The Doc Fritchey chapter of Trout Unlimited was awarded a $10,000 Healing the Planet Grant sponsored by Giant Corp. (Giant Foods) after a member of the nonprofit filled out an application. Keeping Pennsylvania Beautiful administered the grant.

Read More: Through dedicated action, Doc Fritchey Chapter of Trout Unlimited shows it cares deeply about local water quality

Dr. Kent Crawford, a member of DFTU as well as the Quittapahilla Watershed Association, learned about the grant from Courtney Reimann, who was the executive director of the Lebanon Valley Conservancy at the time.

“It was an online application,” Crawford said. “You had to justify your need for the funds, and you had to justify what you plan to do with those funds. So, in our case, that was easy to do because we had a definite need for a water quality instrument.”

During the application process, DFTU agreed to provide $2,000 in matching funds. The application guidelines preferred a match but did not require one.

Left to right: Gary Zelinske and Michael Schroeder conduct a stream discharge measurement at the Quittapahilla Creek on Aug. 9. (Provided by Rebecca Fronk)

Since receiving the grant money, DFTU placed an order for a YSI multiparameter water quality sonde. The device will be used to monitor temperature, pH, specific conductance, and dissolved oxygen.

“We can use this device for spot checks, or we can deploy the device long term,” Crawford said. “And the long-term application is really important because that means we can put the device in the creek and leave it there. And it records the data for us and stores it in memory. And then, we can come back and retrieve the data from the memory of the device.”

“So, this is really important because we think that dissolved oxygen in the creek may be a limiting factor for trout. … What happens is, in the daytime, if there are algae … or plants in the creek, they produce photosynthesis, which generates oxygen. But at night, there’s no sunshine, and so photosynthesis cannot occur. And then, respiration still goes on, which consumes oxygen. So, there’s a big swing every day in oxygen level in the creek. In the daytime, it goes up. In the nighttime, it goes down.”

Left to right: Michael Schroeder and Bob Connell with a stream discharge measurement in progress at Bachman Run on Aug. 11. (Provided by Rebecca Fronk)

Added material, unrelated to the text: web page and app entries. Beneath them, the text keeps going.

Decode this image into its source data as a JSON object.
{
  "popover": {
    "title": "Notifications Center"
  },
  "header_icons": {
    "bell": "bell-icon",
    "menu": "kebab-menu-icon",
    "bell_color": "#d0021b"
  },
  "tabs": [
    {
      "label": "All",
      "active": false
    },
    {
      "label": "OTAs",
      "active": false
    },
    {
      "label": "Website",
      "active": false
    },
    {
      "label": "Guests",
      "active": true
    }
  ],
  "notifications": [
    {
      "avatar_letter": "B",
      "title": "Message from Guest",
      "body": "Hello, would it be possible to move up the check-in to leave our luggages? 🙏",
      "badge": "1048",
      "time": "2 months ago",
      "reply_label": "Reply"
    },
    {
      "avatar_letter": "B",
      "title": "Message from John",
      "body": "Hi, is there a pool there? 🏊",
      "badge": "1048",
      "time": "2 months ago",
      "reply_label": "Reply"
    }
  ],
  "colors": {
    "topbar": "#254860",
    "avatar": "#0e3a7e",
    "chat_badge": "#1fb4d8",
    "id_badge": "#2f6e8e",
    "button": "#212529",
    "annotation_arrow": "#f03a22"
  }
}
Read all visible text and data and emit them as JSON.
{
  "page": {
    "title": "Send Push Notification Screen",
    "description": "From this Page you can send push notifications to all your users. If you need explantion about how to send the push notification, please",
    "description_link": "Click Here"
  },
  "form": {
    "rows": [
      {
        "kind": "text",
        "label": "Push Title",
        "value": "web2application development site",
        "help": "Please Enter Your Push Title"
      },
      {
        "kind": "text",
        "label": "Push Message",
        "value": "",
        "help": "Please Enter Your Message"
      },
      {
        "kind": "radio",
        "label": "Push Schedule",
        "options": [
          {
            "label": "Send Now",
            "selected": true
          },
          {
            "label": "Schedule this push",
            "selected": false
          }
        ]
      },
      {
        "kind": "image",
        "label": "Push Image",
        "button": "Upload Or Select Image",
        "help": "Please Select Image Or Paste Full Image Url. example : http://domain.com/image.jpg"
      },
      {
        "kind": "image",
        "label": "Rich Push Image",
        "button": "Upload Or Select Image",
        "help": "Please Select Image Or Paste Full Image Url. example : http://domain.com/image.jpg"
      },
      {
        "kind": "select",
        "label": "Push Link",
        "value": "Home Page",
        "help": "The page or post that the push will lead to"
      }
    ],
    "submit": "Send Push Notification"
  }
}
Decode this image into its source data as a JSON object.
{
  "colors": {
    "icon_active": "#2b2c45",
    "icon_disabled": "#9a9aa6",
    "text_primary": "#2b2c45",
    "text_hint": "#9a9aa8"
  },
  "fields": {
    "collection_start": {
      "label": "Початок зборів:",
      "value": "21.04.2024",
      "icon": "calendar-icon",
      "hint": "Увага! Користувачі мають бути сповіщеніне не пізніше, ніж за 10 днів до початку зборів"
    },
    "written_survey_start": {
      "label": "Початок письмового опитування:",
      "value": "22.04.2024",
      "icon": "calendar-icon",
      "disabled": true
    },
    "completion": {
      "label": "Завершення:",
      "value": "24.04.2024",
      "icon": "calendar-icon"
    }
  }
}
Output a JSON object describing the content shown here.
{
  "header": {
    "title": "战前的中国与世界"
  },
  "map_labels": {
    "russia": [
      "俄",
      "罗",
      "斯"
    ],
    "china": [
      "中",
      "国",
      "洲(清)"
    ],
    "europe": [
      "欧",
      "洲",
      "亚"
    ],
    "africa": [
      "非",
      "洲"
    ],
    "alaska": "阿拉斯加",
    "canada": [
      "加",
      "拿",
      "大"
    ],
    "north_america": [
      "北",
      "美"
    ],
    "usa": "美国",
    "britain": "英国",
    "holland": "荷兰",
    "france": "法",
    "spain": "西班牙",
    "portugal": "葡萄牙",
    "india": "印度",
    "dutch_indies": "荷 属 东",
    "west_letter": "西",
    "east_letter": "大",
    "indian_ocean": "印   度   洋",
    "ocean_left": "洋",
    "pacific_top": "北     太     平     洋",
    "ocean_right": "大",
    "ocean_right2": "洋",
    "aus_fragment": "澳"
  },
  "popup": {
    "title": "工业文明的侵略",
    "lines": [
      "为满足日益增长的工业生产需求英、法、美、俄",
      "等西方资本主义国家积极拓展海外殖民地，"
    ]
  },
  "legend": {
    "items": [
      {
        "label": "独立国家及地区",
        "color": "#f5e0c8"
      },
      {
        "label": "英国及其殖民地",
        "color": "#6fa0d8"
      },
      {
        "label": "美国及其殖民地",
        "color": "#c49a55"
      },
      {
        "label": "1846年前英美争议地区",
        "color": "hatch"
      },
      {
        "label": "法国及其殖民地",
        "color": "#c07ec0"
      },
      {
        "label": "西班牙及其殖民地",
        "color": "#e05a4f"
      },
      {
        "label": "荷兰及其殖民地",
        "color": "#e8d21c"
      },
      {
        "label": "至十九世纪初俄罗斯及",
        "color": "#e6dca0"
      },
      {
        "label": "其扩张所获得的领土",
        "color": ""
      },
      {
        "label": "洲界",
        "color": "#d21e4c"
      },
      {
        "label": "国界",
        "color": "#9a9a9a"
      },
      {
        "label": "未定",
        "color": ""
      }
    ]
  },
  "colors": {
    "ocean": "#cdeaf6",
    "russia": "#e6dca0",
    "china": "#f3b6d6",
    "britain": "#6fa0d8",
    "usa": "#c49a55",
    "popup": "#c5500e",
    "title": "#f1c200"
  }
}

Primarily, DFTU will use the water-monitoring device at the Quittapahilla Creek and the tributaries to the Quittapahilla Creek. The device may also be used at Hammer Creek, which is located in southern Lebanon County and Lancaster County, and other streams in Lebanon and Dauphin counties.

Volunteers who are involved in this water-monitoring effort include Bob Connell, Gary Zelinske, Howard “Willie” Bixler, and Michael Schroeder.

From left to right: Kent Crawford, Gary Zelinske, and Michael Schroeder with a stream discharge measurement in progress at Bachman Run on Aug. 11. (Provided by Rebecca Fronk)

“I would like to encourage people to follow what’s happening with the Quittapahilla Watershed Association and Doc Fritchey Trout Unlimited,” Crawford said. “We work kind of hand-in-hand on the Quittapahilla Creek. And the Quittapahilla is in pretty sad shape. As you know, it runs through the middle of Lebanon. And there, it’s just a concrete ditch.”

“And so, there are methods in progress that we hope can remediate the problem. For example, there’s now an associated fee with runoff. And what happens is, if there’s a parking lot, or a rooftop, or sidewalk, or a driveway, or anything else that doesn’t allow water to sink into the ground, then whoever owns that property is assessed a fee. And some of that fee money can go toward fixing problems at the creek.”

From left to right: Willie Bixler and Kent Crawford check the field notes from a discharge measurement. (Provided by Rebecca Fronk)

In addition to the Healing the Planet Grant, DFTU has received grant money for remediation projects. Crawford named Russell “Russ” Collins, former president of DFTU, as a leader in the effort to obtain these grants.

Read More: Local chapter plants 30+ trees in Snitz Creek conservation effort


Questions about this story? Suggestions for a future LebTown article? Reach our newsroom using the contact form below and we’ll do our best to get back to you.

Do you support local news?
If you believe that Lebanon County needs independent, high-quality journalism, consider joining LebTown as a member. Your support will go directly towards stories like this and you will be helping ensure that our community has a reliable news source for years to come.

Learn more about membership and join now here.